I carry, you hold

In an uncompromising space of physical actions,

a relationship between a woman and a man is

being shaken, stirred and re-examine.

There is no victory or loss. There is no hierarchy.

Choreography: Olivia Court Mesa

Co-creator: Yochai Ginton

Performers: Olivia Court Mesa and Yochai Ginton

Sound design: Roey Hazon

Music: Wolfgang Amadeus Mozart/ Piano Concerto No.23 in A Major,

K.488: II.Adagio. 

Matthew Herbert/ Titles

Lighting Design: Dani Fishof

Costumes: Factory 54

Lenght of the work: 20 minutes

Premiered in Curtain Up Festival 2019, Israel


“ In "I carry, you hold," the work of Olivia Court Mesa in collaboration with Yochai Ginton, the image of a puppet and an operator embodied for moments in the actual body of the dancers, but also soon disrupted.

The piece opens when a man and woman - the creators themselves - enter the arena, around which the audience is assembled, while wearing only black lingerie. The two look at the audience, as if presenting the basic physical difference that distinguishes them: "I am a man, I am a woman." At the end of the observation, the two dress in clothes that were placed there in advance. She - in black velvet dress with a floral decoration at the hem. Him - in pants and a shirt. As a magic act, Ginton is suddenly on Court Mesa's shoulders, wrapped around her head. As if it was not enough to make a striking reversal - Court Mesa's size is significantly smaller than Ginton, and "natural" to expect that he would be the one lifting her. Court Mesa slowly pulls her right foot upward the left calf and stands on one leg while he is on her shoulders. This is an impressive opening, imploring viewers to set expectations aside, as promising - and subsequently sustaining - "no longer a routine duet for a man and a woman."

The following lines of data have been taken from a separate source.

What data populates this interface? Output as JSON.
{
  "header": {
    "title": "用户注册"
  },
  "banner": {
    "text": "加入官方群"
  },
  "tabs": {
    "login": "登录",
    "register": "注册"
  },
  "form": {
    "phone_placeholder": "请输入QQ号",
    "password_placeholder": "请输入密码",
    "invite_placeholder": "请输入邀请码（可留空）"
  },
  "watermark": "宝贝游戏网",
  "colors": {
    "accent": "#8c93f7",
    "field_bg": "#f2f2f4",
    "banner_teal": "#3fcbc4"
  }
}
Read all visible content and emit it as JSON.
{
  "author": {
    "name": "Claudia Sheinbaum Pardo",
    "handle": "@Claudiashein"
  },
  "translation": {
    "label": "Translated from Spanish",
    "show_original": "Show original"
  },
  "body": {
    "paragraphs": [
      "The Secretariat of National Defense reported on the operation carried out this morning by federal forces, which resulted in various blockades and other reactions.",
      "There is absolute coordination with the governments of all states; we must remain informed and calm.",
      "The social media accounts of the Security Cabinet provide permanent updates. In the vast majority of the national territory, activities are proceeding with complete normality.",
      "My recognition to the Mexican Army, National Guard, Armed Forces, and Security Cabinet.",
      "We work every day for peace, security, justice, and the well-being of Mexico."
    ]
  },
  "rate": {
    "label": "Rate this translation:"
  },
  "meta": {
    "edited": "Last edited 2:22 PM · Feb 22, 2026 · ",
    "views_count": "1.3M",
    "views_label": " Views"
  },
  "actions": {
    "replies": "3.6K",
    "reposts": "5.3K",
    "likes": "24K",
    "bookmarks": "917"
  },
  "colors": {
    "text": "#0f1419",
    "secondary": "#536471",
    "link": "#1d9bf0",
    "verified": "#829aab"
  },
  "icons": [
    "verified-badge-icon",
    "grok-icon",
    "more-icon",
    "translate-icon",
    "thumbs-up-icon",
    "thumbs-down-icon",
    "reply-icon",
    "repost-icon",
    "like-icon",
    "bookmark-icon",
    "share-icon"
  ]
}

Court Mesa and Ginton lift and carry each other, leaning on each other and elegantly manipulating each other in a never-ending series of positions, while maintaining touch and balance. The two showcase not only exceptional performance but also a clear, well-refined aesthetic proposal - Theatrical rendering, stylish and clear of Contact Improvisation. A form of dance that has been evolving consistently since the 1970s and which, as its name suggests, is based on improvisation in contact with another partner or more. Court Mesa and Ginton are not improvising, but they use typical contact lifts, rolls and grips, while taking advantage of the principles that are at its core - such as maintaining a common center of gravity for equilibrium, using momentum and especially maintaining touch - to construct stage images that directly illustrates the implicit physical element in the form of our thinking about relationships: we lean on each other, depend on each other, lift each other up and hold each other. Court Mesa and Ginton carry the burden(literally) - equivalently, and thus, by way of contrast, show how most of the duets in dance (also contemporary) embody traditional, oppressive power relations in the enclave, disguised as "natural".

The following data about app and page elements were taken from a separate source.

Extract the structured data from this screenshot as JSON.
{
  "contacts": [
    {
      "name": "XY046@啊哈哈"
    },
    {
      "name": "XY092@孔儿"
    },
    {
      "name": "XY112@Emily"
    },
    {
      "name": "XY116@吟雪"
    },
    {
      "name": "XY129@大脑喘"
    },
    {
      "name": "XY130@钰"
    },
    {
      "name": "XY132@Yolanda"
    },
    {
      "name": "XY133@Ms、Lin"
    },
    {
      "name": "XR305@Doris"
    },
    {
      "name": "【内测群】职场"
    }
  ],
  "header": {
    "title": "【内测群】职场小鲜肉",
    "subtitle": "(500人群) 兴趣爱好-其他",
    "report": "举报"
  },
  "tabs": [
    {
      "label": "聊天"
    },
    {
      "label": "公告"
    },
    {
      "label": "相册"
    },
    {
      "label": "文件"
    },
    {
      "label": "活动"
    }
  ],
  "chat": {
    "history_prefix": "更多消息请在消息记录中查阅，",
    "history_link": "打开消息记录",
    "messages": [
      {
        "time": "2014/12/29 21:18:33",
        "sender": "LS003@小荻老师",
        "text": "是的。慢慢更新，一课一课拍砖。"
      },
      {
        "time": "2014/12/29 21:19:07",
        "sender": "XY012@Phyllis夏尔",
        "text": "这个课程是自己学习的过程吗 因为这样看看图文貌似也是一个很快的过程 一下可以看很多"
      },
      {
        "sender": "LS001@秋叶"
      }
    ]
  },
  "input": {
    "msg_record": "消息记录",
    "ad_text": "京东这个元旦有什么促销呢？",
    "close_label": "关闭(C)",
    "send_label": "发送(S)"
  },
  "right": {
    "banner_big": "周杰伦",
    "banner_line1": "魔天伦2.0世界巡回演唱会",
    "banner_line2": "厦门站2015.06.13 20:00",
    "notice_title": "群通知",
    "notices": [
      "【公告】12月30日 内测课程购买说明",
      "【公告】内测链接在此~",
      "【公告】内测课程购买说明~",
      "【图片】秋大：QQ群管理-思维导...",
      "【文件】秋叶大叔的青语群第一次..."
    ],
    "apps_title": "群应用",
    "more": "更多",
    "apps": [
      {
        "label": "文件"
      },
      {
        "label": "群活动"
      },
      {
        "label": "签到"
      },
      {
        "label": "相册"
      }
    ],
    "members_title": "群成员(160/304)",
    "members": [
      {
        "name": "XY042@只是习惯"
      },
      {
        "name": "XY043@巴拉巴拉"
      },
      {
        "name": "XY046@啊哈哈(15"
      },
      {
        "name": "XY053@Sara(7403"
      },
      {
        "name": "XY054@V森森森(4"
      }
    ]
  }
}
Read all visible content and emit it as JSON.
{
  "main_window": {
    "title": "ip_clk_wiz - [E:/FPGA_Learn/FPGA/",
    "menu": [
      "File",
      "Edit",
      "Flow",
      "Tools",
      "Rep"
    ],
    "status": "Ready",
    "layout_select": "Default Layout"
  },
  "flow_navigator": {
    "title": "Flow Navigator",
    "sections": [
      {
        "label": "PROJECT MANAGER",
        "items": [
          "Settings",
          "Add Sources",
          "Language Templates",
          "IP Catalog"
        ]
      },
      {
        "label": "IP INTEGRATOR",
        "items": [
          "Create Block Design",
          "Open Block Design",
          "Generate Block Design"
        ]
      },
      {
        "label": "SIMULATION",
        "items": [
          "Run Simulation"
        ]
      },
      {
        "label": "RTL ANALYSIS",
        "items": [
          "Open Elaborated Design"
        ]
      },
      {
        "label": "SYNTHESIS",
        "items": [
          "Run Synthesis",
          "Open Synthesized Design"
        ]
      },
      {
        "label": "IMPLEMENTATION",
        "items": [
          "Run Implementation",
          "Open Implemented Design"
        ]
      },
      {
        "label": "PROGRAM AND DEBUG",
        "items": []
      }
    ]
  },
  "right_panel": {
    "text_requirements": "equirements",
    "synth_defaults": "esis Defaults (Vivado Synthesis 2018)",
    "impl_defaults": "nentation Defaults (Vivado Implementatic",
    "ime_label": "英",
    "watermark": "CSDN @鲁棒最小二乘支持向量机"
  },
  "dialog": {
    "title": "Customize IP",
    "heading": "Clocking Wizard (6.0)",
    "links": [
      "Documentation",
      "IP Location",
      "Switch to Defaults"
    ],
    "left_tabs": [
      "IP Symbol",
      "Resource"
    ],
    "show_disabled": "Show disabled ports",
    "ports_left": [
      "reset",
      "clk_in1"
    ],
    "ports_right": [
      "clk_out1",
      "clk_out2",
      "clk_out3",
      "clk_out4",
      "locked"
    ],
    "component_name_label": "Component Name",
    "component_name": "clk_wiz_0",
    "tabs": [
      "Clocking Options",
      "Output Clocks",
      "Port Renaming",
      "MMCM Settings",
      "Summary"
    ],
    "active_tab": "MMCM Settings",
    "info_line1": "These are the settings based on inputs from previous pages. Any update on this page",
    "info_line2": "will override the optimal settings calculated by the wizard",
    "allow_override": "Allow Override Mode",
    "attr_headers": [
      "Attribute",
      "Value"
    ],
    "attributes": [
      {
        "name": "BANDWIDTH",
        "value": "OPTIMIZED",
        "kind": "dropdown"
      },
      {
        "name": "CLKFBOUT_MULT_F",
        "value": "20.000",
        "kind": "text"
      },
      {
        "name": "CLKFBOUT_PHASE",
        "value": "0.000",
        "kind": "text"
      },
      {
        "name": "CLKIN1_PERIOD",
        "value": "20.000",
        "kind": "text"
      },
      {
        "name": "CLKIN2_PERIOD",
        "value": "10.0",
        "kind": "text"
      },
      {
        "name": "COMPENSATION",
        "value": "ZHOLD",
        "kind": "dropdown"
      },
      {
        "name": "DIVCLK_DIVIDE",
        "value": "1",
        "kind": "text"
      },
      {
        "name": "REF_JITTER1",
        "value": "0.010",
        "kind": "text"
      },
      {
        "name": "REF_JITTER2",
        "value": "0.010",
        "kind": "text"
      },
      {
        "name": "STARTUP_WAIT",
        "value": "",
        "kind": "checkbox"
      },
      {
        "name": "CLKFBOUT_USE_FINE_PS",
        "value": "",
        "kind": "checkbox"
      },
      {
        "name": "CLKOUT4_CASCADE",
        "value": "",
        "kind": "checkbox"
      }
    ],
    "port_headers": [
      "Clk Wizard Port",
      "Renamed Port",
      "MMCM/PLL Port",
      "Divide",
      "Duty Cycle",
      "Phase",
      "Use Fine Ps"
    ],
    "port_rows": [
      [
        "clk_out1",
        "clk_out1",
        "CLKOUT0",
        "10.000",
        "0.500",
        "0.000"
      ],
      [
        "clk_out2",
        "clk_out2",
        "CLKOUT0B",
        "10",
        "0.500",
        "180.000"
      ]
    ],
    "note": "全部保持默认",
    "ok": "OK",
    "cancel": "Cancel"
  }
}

However, the two not only disrupt conventions that are customary in dance, but also show viewers how much their way of thinking about relationships is defined. How physical and deeply ingrained it is in the language. Therefore watching this non-conforming dance evokes cognitive dissonance, fun and entertaining at first, but revealing in fact a disturbing truth.”


Ran Brown for Haaretz Newspaper


“Surprising, acrobatic combinations scrape the threshold of the daring abilities of the two. Court Mesa proves that, although she is a woman, smaller, and certainly weighs less than Ginton, she is no less powerful than he is. She challenges herself without compromise, without mercy.”


Ruth Eshel for Dance Diaries


“A moment later, the tall Ginton jumped into her arms and she hardly batted an eye lash. The duet of power games was well executed and humorous without taking itself too seriously.”


Ora Brafman for The Jerusalem Post